Luxury brand conglomerate LVMH, owner of the iconic Louis Vuitton label, is preparing to launch a blockchain for proving the authenticity of high-priced goods, CoinDesk has learned.
Code-named AURA, the cryptographic provenance platform is expected to go live in May or June with Louis Vuitton and another LVMH brand, Parfums Christian Dior. It will then be extended to LVMH ‘s other 60-plus luxury brands, and eventually those of its competitors.
LVMH has enlisted a full-time blockchain team who have been in stealth mode for over a year, working closely with ethereum design studio ConsenSys and Microsoft Azure, according to two people familiar with the project.

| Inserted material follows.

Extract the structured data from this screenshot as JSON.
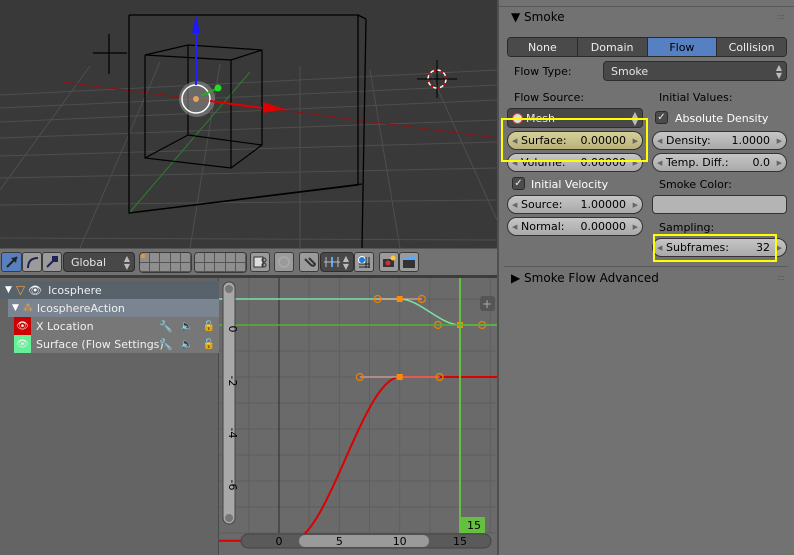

AURA has been built using a permissioned version of the ethereum blockchain called Quorum, which is focused on data privacy and was developed by JPMorgan.
Neither LVMH nor its partners ConsenSys and Microsoft would comment ahead of the project’s official launch. But a source involved in the build told CoinDesk:“To begin with AURA will provide proof of authenticity of luxury items and trace their origins from raw materials to point of sale and beyond to used-goods markets. The next phase of the platform will explore protection of creative intellectual property, exclusive offers and events for each brands’ customers, as well as anti-ad fraud.” White label
Stepping back, LVMH controls over 60 luxury brands including many well-known names like Dior, Dom Pérignon and Hublot. The group reported revenues of $53 billion in 2018.
But it’s not the first to propose an authenticity-tracking blockchain; there have been other luxury provenance platforms and mini consortia, such as Arianee or Vechain.
According to the source involved in the project, LVMH questioned why it would allow third parties to position themselves between its brands and their partners – especially since blockchain is supposed to be a technology for eliminating intermediaries....